Harley Davidson heads back to the (flat) track with this beastly racing bike

But what's a flat tracker? Good question. Read on.

What’s all this flat tracking business?

Something to do with Ikea? No, that’s flat packing – and we’re not sure that’s considered a sport. Flat tracking is basically motorcycle racing on an oval track that’s covered in something slippery, like mud or gravel. Speedway is probably the most famous variant here in the UK, but it’s slightly different in the States: they use brakes, but we don’t because we’re mad. Plus the bikes look way cooler.

What has Harley-Davidson got to do with it?

Believe it or not, the ubiquitous manufacturer of raucous hogs and choppers has also been a key player in the US off-road racing scene since its inception in the early 1900s. Plus, its flat track bikes have been dominating the scene since the 70s.

The XG750R, that you are ogling here, is the first all-new flat track race bike in 44 years and it will do battle on slippery surfaces across the US of A this season.

It looks beefy, what powers it?

The 750cc Revolution X V-Twin engine from the sleek Street 750 is nestled in amongst the chunky bodywork, but drag racing enthusiasts Vance & Hines Motorsports have fettled it to ensure it delivers some gut-busting performance.

Any figures sprung to mind?

It’s all a bit hush-hush at the moment, but you can bet your bottom dollar that power has climbed considerably from the base bike’s 53bhp, and weight has been dramatically reduced to increase acceleration. In fact, the minimum weight set by GNC1 regulations is just 136kg, so it’ll be as close to a rocket-propelled bicycle as you can get.

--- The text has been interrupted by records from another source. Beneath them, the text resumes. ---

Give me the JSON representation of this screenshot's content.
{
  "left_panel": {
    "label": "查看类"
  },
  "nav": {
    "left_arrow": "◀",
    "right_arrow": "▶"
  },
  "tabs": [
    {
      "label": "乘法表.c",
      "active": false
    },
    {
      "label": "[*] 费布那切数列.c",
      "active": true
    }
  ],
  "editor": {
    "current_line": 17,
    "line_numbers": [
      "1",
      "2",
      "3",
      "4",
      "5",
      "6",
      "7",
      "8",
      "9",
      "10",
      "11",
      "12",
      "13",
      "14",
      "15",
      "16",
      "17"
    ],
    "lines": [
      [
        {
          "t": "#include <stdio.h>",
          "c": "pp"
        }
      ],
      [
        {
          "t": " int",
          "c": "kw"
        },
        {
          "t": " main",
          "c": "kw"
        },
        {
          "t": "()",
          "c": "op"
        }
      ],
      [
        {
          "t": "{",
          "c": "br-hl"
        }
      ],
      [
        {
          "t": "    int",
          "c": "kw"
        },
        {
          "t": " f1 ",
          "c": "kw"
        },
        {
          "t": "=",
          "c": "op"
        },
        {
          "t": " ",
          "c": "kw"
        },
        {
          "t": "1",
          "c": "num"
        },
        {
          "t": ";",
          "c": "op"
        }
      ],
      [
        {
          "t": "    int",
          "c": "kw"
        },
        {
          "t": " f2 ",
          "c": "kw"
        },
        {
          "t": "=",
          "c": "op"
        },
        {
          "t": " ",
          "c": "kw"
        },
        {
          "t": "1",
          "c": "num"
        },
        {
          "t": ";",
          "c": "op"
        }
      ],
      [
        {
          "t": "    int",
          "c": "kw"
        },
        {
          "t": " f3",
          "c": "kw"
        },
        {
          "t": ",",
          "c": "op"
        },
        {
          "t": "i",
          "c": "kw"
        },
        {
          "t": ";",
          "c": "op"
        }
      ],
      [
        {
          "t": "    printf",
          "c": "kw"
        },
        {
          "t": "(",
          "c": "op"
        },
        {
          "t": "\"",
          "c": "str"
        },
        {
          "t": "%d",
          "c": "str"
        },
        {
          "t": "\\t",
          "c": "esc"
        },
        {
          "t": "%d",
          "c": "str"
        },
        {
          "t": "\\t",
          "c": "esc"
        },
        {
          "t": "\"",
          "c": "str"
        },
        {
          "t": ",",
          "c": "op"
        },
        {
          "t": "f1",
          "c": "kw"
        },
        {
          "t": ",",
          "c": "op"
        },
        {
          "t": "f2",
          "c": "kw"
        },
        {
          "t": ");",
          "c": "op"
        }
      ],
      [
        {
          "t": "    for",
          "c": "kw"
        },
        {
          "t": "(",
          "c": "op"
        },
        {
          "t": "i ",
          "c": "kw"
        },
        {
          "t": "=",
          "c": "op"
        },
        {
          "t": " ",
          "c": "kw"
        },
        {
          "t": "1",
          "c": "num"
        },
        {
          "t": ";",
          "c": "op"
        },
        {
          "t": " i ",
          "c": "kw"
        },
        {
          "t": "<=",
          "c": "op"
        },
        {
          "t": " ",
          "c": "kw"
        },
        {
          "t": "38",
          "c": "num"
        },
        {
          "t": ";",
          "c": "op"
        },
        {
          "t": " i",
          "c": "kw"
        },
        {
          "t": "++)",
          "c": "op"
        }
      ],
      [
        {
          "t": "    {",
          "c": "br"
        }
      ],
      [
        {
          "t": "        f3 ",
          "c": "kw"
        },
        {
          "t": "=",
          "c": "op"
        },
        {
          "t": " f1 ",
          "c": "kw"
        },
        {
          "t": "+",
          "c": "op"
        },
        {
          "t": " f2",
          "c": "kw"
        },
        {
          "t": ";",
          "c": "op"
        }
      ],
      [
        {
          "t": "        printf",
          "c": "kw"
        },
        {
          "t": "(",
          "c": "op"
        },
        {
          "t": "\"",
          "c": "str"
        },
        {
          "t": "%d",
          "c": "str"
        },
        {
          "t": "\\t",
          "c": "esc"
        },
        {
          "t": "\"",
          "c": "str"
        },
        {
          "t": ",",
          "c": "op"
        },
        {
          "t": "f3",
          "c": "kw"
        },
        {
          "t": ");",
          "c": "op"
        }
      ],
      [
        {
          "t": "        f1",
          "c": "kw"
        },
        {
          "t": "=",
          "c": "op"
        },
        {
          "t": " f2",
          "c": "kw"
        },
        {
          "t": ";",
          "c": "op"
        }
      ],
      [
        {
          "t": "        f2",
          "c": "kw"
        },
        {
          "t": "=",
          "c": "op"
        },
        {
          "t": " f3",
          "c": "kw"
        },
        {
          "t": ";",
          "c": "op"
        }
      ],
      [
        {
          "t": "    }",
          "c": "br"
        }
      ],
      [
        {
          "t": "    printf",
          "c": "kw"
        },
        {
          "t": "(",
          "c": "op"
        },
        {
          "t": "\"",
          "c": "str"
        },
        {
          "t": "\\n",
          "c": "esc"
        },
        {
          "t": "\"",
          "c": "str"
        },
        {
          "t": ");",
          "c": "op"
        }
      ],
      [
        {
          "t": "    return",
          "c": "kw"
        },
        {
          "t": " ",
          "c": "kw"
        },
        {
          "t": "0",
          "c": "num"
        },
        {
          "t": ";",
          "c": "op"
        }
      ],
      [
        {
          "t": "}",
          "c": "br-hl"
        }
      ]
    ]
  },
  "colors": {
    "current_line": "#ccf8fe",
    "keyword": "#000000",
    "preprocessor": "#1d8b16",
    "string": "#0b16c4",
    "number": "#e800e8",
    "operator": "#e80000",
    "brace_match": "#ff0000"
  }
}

It looks ace, can I buy one?

Harley-Davidson has said that the XG750R is "strictly for racing" and "will not be offered for sale at this time" but it seems a shame to waste those bespoke Vance & Hines pipes and oversized race plates.

However, there are plenty of H-D custom shops out there, such as the formidable Shaw Speed & Custom in East Sussex, who would be willing to transform your Street 750 into a flat track warrior if you’re pockets are deep enough.

Profile image of Leon Poultney Leon Poultney Freelance Automotive and Tech Writer


Relentlessly covering the automotive industry for as long as I can remember. Loving nothing more than vintage cafe racer motorcycles, tech-laden cars and VW Camper Vans.A published writer for various outlets of varying degrees of cool. If I'm not geeking out about the latest turbocharger or swotting up on hybrid powertrains, I can be found bobbing around in the sea on a surfboard pretending to be good at wave-sliding. Or just walking the dog.